George N. Lester IV is of the Immigration Practice Group (the "Group") of the law firm of Foley, Hoag & Eliot LLP. Foley, Hoag & Eliot LLP is a full-service law firm of 200 lawyers in Boston and Washington, D.C. It was the first large law firm in Boston to develop an expertise in business immigration law, and for over thirty years its Group has represented employers in a full range of procedures to obtain temporary or permanent authorization to employ foreign professionals. Mr. Lester has practiced immigration law for ten years, and regularly speaks to business, academic, and professional groups on immigration topics. As part of his regular AILA activities, Mr. Lester meets with officials of the INS Vermont Service Center to discuss H-1B and other liaison topics. He also serves as Treasurer and a Board Member of the Political Asylum/Immigration Representation Project (PAIR) in Boston, and received that organization's Pro Bono Attorney Award for Dedication and Commitment to Human Rights in May 1996. Mr. Lester is a 1989 graduate of Northeastern University School of Law.

This article is the nineteenth in a series by George N. Lester of the Foley Hoag LLP Immigration Practice Group based on a chapter he authored titled "Specialty Occupation Professionals," in the treatise Business Immigration Law: Strategies for Employing Foreign Nationals, edited by Rodney A. Malpert and Amanda Petersen, and appears here with the permission of the publisher. Published by Law Journal Press. Copyrighted by NLP IP Company. All rights reserved. Copies of the complete work may be ordered from Law Journal Press, Book Fulfillment Department, 105 Madison Avenue, New York, New York 10016 or at or by calling 800-537-2128, ext. 9300.

For the latest updates from the Foley Hoag Immigration Practice Group, particularly including weekly Process Time Updates from the Vermont Service Center, click here.

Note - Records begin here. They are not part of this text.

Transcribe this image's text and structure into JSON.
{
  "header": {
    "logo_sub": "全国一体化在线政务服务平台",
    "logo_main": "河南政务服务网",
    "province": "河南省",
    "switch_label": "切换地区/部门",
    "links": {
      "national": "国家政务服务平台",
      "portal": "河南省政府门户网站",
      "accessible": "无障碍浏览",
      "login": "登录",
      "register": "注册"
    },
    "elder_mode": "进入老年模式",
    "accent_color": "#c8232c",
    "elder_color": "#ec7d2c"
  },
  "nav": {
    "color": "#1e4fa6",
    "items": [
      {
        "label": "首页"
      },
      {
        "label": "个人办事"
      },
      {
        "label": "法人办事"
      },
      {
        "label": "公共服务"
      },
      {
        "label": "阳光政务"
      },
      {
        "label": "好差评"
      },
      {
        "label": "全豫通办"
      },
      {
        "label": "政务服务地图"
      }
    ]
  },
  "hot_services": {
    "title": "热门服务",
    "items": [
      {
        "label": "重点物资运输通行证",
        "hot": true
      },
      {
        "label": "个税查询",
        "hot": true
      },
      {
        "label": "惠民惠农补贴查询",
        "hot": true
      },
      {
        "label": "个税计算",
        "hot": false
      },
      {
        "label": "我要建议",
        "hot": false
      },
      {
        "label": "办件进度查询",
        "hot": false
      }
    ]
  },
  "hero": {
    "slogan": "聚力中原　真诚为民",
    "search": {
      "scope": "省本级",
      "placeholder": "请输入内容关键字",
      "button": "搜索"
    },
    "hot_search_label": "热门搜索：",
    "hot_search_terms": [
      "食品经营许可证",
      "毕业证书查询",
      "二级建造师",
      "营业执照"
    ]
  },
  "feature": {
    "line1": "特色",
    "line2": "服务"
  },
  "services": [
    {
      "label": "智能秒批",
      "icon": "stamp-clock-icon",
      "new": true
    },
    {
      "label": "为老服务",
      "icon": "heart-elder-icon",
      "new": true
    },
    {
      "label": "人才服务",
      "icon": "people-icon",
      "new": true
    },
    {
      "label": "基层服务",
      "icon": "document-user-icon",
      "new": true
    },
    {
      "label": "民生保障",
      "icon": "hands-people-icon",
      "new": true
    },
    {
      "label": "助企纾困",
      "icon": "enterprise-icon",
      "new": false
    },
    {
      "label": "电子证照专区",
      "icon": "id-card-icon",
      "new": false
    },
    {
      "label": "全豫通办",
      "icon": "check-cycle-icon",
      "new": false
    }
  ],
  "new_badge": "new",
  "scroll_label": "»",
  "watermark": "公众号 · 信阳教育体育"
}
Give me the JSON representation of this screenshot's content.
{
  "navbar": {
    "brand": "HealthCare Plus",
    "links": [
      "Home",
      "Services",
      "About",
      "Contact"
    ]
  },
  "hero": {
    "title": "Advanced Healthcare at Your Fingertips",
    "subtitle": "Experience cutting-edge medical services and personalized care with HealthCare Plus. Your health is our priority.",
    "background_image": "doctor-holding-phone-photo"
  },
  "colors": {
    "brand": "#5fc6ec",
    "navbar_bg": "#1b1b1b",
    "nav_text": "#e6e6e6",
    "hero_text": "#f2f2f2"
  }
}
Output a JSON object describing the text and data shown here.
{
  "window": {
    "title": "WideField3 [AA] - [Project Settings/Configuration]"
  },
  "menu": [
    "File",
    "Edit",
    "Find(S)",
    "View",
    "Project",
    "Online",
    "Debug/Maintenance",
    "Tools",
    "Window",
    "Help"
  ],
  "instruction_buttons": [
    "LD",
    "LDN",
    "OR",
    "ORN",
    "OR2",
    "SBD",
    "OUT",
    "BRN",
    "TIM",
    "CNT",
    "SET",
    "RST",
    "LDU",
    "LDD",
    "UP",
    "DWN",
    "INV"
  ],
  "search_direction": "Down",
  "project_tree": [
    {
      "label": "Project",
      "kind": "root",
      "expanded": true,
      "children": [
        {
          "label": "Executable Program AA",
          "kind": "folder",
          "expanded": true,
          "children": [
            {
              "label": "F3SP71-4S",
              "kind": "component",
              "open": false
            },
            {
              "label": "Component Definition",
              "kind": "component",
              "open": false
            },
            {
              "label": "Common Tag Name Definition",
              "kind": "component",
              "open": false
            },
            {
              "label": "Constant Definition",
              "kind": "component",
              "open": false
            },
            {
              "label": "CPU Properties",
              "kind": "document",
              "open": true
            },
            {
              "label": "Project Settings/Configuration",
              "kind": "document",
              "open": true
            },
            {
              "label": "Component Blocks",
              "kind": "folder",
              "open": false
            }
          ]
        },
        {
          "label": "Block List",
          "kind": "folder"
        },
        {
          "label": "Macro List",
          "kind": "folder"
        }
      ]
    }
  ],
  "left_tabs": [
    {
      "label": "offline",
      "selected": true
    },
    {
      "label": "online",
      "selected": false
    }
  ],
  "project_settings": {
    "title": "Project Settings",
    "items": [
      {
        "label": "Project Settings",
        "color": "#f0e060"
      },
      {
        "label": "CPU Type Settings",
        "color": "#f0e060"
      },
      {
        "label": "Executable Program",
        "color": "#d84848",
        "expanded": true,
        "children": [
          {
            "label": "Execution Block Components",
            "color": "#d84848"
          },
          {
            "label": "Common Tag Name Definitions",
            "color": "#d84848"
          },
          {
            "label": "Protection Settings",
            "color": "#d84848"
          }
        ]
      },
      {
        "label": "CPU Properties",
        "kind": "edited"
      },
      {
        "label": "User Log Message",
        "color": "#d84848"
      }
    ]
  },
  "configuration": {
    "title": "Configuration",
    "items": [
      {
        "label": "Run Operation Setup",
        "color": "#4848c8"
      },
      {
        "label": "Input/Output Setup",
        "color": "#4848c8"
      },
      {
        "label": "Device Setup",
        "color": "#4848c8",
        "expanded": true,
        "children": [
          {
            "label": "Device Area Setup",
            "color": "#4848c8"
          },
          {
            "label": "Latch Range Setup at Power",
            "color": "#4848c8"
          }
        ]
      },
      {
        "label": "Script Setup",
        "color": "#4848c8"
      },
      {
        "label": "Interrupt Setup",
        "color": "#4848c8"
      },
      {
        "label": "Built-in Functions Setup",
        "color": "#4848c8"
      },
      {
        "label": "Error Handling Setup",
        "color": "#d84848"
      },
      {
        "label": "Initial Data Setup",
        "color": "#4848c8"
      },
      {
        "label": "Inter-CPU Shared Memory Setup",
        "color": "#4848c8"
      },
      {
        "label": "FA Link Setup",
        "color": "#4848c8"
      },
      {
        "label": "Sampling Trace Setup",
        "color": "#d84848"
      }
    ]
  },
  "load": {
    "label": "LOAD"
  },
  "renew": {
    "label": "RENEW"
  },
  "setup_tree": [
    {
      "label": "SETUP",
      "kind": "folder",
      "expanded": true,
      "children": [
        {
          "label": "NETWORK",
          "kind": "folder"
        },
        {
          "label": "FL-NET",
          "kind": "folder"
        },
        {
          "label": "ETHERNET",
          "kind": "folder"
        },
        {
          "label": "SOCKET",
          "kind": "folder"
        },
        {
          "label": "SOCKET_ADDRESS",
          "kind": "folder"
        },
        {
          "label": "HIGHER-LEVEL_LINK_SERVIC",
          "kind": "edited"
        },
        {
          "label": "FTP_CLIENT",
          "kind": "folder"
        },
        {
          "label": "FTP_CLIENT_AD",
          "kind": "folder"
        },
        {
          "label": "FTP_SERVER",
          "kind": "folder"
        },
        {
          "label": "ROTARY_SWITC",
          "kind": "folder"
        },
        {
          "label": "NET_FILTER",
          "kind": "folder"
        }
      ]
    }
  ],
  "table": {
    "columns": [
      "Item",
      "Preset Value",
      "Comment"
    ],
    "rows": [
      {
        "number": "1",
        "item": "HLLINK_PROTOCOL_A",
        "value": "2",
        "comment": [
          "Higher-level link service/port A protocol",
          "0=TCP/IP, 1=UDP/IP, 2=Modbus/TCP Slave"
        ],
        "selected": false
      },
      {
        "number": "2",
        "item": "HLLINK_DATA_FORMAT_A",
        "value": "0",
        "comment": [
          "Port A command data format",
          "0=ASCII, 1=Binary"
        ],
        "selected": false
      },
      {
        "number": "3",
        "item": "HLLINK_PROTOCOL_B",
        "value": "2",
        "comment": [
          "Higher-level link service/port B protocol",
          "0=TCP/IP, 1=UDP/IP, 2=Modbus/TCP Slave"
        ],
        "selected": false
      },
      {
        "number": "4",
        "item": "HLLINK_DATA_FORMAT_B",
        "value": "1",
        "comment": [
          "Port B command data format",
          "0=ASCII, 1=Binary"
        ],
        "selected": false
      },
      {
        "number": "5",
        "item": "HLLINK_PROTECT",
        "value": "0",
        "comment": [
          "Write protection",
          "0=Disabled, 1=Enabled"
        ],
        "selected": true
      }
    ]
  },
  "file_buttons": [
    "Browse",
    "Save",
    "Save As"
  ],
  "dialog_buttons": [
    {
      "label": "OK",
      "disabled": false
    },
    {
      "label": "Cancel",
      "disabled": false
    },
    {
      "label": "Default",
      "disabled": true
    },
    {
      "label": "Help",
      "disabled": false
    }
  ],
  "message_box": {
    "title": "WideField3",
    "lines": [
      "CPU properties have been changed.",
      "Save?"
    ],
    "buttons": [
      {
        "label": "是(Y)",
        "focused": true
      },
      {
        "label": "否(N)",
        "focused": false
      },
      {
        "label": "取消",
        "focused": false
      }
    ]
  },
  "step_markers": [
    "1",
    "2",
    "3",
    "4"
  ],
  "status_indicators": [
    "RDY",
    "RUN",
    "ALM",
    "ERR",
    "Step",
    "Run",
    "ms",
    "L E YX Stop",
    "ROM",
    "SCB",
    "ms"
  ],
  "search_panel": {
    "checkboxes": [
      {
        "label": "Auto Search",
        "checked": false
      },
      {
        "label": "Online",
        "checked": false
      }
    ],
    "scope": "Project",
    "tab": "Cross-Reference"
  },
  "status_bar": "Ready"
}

The opinions expressed in this article do not necessarily reflect the opinion of ILW.COM.